▶ WHAT TO WORK ON:
In the records that follow, find each line containing "task" and copy it.
• • • •
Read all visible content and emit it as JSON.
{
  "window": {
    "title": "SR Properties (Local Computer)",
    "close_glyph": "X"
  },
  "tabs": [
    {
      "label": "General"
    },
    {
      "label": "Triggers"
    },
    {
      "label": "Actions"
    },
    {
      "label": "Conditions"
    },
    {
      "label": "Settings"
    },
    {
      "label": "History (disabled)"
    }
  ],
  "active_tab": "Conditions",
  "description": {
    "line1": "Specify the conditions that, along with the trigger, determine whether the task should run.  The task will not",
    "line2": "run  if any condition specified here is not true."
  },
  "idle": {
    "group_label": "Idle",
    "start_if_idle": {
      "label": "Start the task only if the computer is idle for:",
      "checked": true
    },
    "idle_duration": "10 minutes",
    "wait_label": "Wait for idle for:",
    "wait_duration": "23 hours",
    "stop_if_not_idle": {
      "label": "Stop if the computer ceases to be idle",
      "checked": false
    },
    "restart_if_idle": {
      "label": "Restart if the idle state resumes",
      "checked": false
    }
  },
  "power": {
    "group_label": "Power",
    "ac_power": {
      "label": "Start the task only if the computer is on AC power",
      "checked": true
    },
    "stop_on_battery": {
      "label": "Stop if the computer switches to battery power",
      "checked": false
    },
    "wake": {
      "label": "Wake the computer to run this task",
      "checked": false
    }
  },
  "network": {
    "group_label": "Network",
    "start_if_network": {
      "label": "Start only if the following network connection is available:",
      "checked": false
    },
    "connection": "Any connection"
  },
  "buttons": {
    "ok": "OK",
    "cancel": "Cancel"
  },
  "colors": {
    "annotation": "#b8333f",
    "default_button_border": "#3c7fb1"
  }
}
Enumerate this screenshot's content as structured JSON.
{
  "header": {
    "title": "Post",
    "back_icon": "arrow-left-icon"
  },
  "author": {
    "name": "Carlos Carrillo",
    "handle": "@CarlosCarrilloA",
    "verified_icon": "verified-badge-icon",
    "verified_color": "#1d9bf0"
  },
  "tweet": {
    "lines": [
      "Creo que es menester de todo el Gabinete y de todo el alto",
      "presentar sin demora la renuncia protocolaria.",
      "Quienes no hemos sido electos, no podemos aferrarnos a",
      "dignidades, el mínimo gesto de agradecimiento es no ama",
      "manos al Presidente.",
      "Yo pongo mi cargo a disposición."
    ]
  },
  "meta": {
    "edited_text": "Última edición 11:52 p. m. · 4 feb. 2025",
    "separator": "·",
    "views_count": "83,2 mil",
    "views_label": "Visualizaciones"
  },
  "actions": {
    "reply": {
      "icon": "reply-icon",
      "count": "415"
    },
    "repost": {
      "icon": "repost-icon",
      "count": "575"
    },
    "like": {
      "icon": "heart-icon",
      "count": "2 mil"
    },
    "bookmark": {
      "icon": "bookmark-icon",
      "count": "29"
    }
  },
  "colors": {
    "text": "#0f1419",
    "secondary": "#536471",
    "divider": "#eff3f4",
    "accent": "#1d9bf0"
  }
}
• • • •
▶ YOUR SOLUTION:
    "line1": "Specify the conditions that, along with the trigger, determine whether the task should run.  The task will not",
      "label": "Start the task only if the computer is idle for:",
      "label": "Start the task only if the computer is on AC power",
      "label": "Wake the computer to run this task",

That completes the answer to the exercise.